Cremation is the cheaper option, the whole process will wind up costing you around $1,600. The catch is if there is no clear evidence that the person wanted to be cremated after death, then according to the state law in places such as New York, you are not allowed to just move forward with a cremation.
In the case that somebody did not have the proper documentation or any family or living relatives in the hierarchy to make the decision, cremation would be impossible.
So, do your homework and check the laws in the state that you are looking to have the funeral. A lawyer or a funeral home director can usually help you navigate these legal minefields.
What happens to the deceased’s estate?

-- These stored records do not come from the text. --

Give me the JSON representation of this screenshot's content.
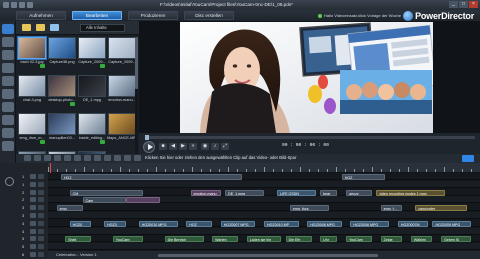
{
  "window": {
    "title": "F:\\Videos\\Initial\\YouCam\\Project files\\YouCam-trnc-DE\\1_08.pds*",
    "minimize": "_",
    "maximize": "□",
    "close": "×"
  },
  "modes": [
    "Aufnehmen",
    "Bearbeiten",
    "Produzieren",
    "Disc erstellen"
  ],
  "status_text": "Hallo Videoeinsatz,klick Vorlage der Woche",
  "brand": "PowerDirector",
  "library": {
    "filter": "Alle Inhalte",
    "items": [
      {
        "label": "bach 02-3.jpg",
        "selected": true
      },
      {
        "label": "Capture38.png",
        "selected": false
      },
      {
        "label": "Capture_2009...",
        "selected": false
      },
      {
        "label": "Capture_2009...",
        "selected": false
      },
      {
        "label": "chat-3.png",
        "selected": false
      },
      {
        "label": "desktop-photo...",
        "selected": false
      },
      {
        "label": "DE_1.mpg",
        "selected": false
      },
      {
        "label": "emotion-manu...",
        "selected": false
      },
      {
        "label": "emg_4sm_m...",
        "selected": false
      },
      {
        "label": "manupilien03...",
        "selected": false
      },
      {
        "label": "inside_editing...",
        "selected": false
      },
      {
        "label": "Maps_ANCE-MP4",
        "selected": false
      }
    ]
  },
  "player": {
    "timecode": "00 : 00 : 00 : 00",
    "play_label": "Play"
  },
  "hint": "Klicken Sie hier oder ziehen den ausgewählten Clip auf das Video- oder Bild-Spur",
  "timeline": {
    "ruler_ticks": [
      "00:00:00:00",
      "00:00:08:10",
      "00:00:16:20",
      "00:00:25:00",
      "00:00:33:10",
      "00:00:41:20",
      "00:00:50:00"
    ],
    "track_numbers": [
      "1",
      "1",
      "2",
      "2",
      "3",
      "3",
      "4",
      "4",
      "5",
      "5",
      "6",
      "6"
    ],
    "clips": [
      {
        "row": 0,
        "type": "video",
        "label": "HGZ",
        "start": 0.03,
        "end": 0.45
      },
      {
        "row": 0,
        "type": "video",
        "label": "HGZ",
        "start": 0.68,
        "end": 0.78
      },
      {
        "row": 2,
        "type": "video",
        "label": "CM",
        "start": 0.05,
        "end": 0.22
      },
      {
        "row": 2,
        "type": "fx",
        "label": "emotion-manu",
        "start": 0.33,
        "end": 0.4
      },
      {
        "row": 2,
        "type": "video",
        "label": "DE_1.mpg",
        "start": 0.41,
        "end": 0.5
      },
      {
        "row": 2,
        "type": "tr",
        "label": "LIFE OSDN",
        "start": 0.53,
        "end": 0.62
      },
      {
        "row": 2,
        "type": "video",
        "label": "bear",
        "start": 0.63,
        "end": 0.67
      },
      {
        "row": 2,
        "type": "video",
        "label": "geozz",
        "start": 0.69,
        "end": 0.75
      },
      {
        "row": 2,
        "type": "title",
        "label": "video recording modes 1.mpg",
        "start": 0.76,
        "end": 0.92
      },
      {
        "row": 3,
        "type": "video",
        "label": "Cam",
        "start": 0.08,
        "end": 0.18
      },
      {
        "row": 3,
        "type": "fx",
        "label": "",
        "start": 0.18,
        "end": 0.26
      },
      {
        "row": 4,
        "type": "video",
        "label": "emg",
        "start": 0.02,
        "end": 0.08
      },
      {
        "row": 4,
        "type": "video",
        "label": "emg_thcs",
        "start": 0.56,
        "end": 0.65
      },
      {
        "row": 4,
        "type": "video",
        "label": "emg_f...",
        "start": 0.77,
        "end": 0.82
      },
      {
        "row": 4,
        "type": "title",
        "label": "camcorder",
        "start": 0.85,
        "end": 0.97
      },
      {
        "row": 6,
        "type": "tr",
        "label": "HGZ0",
        "start": 0.05,
        "end": 0.1
      },
      {
        "row": 6,
        "type": "tr",
        "label": "HGZ0",
        "start": 0.13,
        "end": 0.18
      },
      {
        "row": 6,
        "type": "tr",
        "label": "HGZ0010 MPG",
        "start": 0.21,
        "end": 0.3
      },
      {
        "row": 6,
        "type": "tr",
        "label": "HGZ",
        "start": 0.32,
        "end": 0.38
      },
      {
        "row": 6,
        "type": "tr",
        "label": "HGZ0007 MPG",
        "start": 0.4,
        "end": 0.48
      },
      {
        "row": 6,
        "type": "tr",
        "label": "HGZ0010 MP",
        "start": 0.5,
        "end": 0.58
      },
      {
        "row": 6,
        "type": "tr",
        "label": "HGZ0008 MPG",
        "start": 0.6,
        "end": 0.68
      },
      {
        "row": 6,
        "type": "tr",
        "label": "HGZ0006 MPG",
        "start": 0.7,
        "end": 0.79
      },
      {
        "row": 6,
        "type": "tr",
        "label": "HGZ0007M",
        "start": 0.81,
        "end": 0.88
      },
      {
        "row": 6,
        "type": "tr",
        "label": "HGZ0009 MPG",
        "start": 0.89,
        "end": 0.98
      },
      {
        "row": 8,
        "type": "audio",
        "label": "Shell",
        "start": 0.04,
        "end": 0.1
      },
      {
        "row": 8,
        "type": "audio",
        "label": "YouCam",
        "start": 0.15,
        "end": 0.22
      },
      {
        "row": 8,
        "type": "audio",
        "label": "Die Bereich",
        "start": 0.27,
        "end": 0.36
      },
      {
        "row": 8,
        "type": "audio",
        "label": "Warten",
        "start": 0.38,
        "end": 0.44
      },
      {
        "row": 8,
        "type": "audio",
        "label": "Laden sie hin",
        "start": 0.46,
        "end": 0.54
      },
      {
        "row": 8,
        "type": "audio",
        "label": "Die Efn",
        "start": 0.55,
        "end": 0.61
      },
      {
        "row": 8,
        "type": "audio",
        "label": "Uhr",
        "start": 0.63,
        "end": 0.67
      },
      {
        "row": 8,
        "type": "audio",
        "label": "YouCam",
        "start": 0.69,
        "end": 0.75
      },
      {
        "row": 8,
        "type": "audio",
        "label": "Zeige",
        "start": 0.77,
        "end": 0.82
      },
      {
        "row": 8,
        "type": "audio",
        "label": "Wählen",
        "start": 0.84,
        "end": 0.89
      },
      {
        "row": 8,
        "type": "audio",
        "label": "Geben Si",
        "start": 0.91,
        "end": 0.98
      }
    ],
    "footer_label": "Celebration - Version 1"
  },
  "colors": {
    "accent": "#2f86e6",
    "play_cursor": "#e34a3c"
  }
}
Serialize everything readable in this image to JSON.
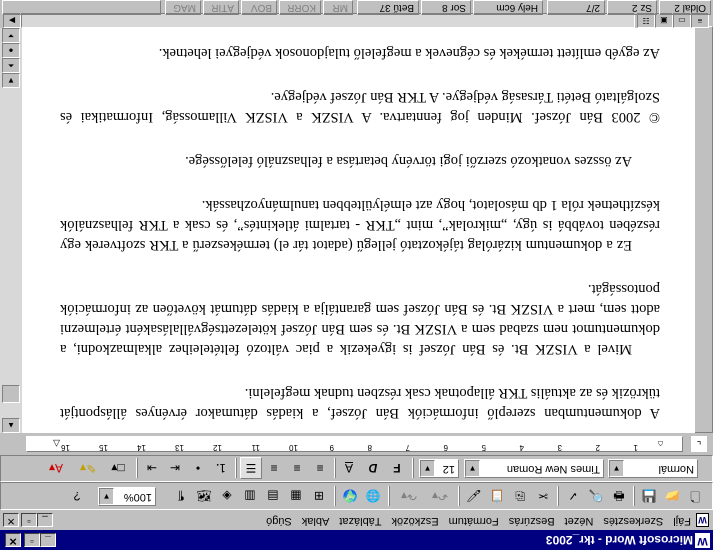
{
  "window": {
    "title": "Microsoft Word - tkr_2003",
    "app_icon": "W"
  },
  "menu": {
    "doc_icon": "W",
    "items": [
      "Fájl",
      "Szerkesztés",
      "Nézet",
      "Beszúrás",
      "Formátum",
      "Eszközök",
      "Táblázat",
      "Ablak",
      "Súgó"
    ]
  },
  "standard_toolbar": {
    "zoom": "100%"
  },
  "formatting_toolbar": {
    "style": "Normál",
    "font": "Times New Roman",
    "size": "12",
    "bold": "F",
    "italic": "D",
    "underline": "A"
  },
  "ruler": {
    "ticks": [
      "1",
      "2",
      "3",
      "4",
      "5",
      "6",
      "7",
      "8",
      "9",
      "10",
      "11",
      "12",
      "13",
      "14",
      "15",
      "16"
    ]
  },
  "document": {
    "paragraphs": [
      "A dokumentumban szereplő információk Bán József, a kiadás dátumakor érvényes álláspontját tükrözik és az aktuális TKR állapotnak csak részben tudnak megfelelni.",
      "Mivel a VISZK Bt. és Bán József is igyekezik a piac változó feltételeihez alkalmazkodni, a dokumentumot nem szabad sem a VISZK Bt. és sem Bán József kötelezettségvállalásaként értelmezni adott sem, mert a VISZK Bt. és Bán József sem garantálja a kiadás dátumát követően az információk pontosságát.",
      "Ez a dokumentum kizárólag tájékoztató jellegű (adatot tár el) termékeszerű a TKR szoftverek egy részében továbbá is úgy, „mikrolak”, mint „TKR - tartalmi átlekintés”, és csak a TKR felhasználók készíthetnek róla 1 db másolatot, hogy azt elmélyültebben tanulmányozhassák.",
      "Az összes vonatkozó szerzői jogi törvény betartása a felhasználó felelőssége.",
      "© 2003 Bán József. Minden jog fenntartva. A VISZK a VISZK Villamosság, Informatikai és Szolgáltató Betéti Társaság védjegye. A TKR Bán József védjegye.",
      "Az egyéb említett termékek és cégnevek a megfelelő tulajdonosok védjegyei lehetnek."
    ]
  },
  "statusbar": {
    "page": "Oldal 2",
    "section": "Sz 2",
    "count": "2/7",
    "position": "Hely 6cm",
    "line": "Sor 8",
    "column": "Betű 37",
    "modes": [
      "MR",
      "KORR",
      "BOV",
      "ÁTÍR",
      "MAG"
    ]
  }
}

Although this could be an intriguing situation, as we have all seen the movies where crazy family members show up from all over the world waiting to see who gets the money. Much of the time it is just a sad situation. This is what happens when there is nobody to collect the inheritance.
When there is no will to establish a person to be in charge of the estate, depending on the state, the law will provide a list of people who are eligible to fill the role. This will be up to them to establish people whom they deem appropriate to manage the deceased estate.

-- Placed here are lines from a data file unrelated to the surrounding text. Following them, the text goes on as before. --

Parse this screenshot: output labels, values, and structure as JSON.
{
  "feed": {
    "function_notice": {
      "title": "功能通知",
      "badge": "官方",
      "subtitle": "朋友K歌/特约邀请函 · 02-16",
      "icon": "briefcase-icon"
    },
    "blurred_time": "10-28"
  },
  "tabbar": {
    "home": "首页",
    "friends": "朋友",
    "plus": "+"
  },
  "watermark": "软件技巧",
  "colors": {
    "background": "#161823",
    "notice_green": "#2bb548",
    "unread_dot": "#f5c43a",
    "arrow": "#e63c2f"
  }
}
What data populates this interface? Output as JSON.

This can be tricky as the person selected will have the option of whether or not they would like the job. Keep in mind that any debt that the person still owes could then be their responsibility (assuming the estate is small and you live in certain states). It is best to do some careful research and speak to your lawyer before accepting any such duties.
If you are chosen and you are not seeing the bright lights of glamour, a bit of legal advice from a professional might help. You can have a look at a relevant article here.
Of course, it can also be just as likely that a person dies without any money at all, and even you, as a good Samaritan, cannot pay for even a basic funeral. Who pays for funerals when there is no money? Well, you can read my article to find out.
What happens if you or anyone were to say “no I refuse to handle this”?
Perhaps, this kind of thing has turned out to be a bit more than you wanted to handle. After reading this article and others like it, it may seem that the best decision for you is to walk away and let whatever responsibility rest upon whomever it may.
Cases like this do come up frequently and unfortunately in the United States where nobody has taken on the task of putting the dead to rest properly a rather administrative system takes over.
In these cases, social services will offer out an amount of money (depending on your state) to any funeral home willing to take on the job of burying the person. In the state of New York, the Department of Social Services will offer out around $1,200 for a funeral home to handle what is called a “welfare case” of a “DSS case”. In these circumstances the guidelines are strict; only a simple cloth-covered casket, short visiting hours, and so on are covered in the fee.
If you do the math from my section on the cost of a burial ($2,500-$3,500) and a cremation ($1,600), the $1,200 offered from social services doesn’t quite cover the cost of the proceedings.
Therefore, since the funeral home that chooses to accept this job, will end up in a loss and will do these kinds of things in a charity sense for the community. Without this, there is no other option for handling the deceased, so it must be done.
At the end of the day, even though it’s not a lavish affair, the person still gets a respectful funeral and is laid to rest with professionalism and great care.
What are the “end-of-life” laws in my state?
This can be a tricky topic as it varies greatly and can go into a lot of detail. It is not within the scope of this article to give any legal advice and you should always seek the help of a professional with any specific questions.
If you are looking for a general guide there are many resources online. One of the best I have found is this one. Be careful to do your research before making any decisions regarding these circumstances.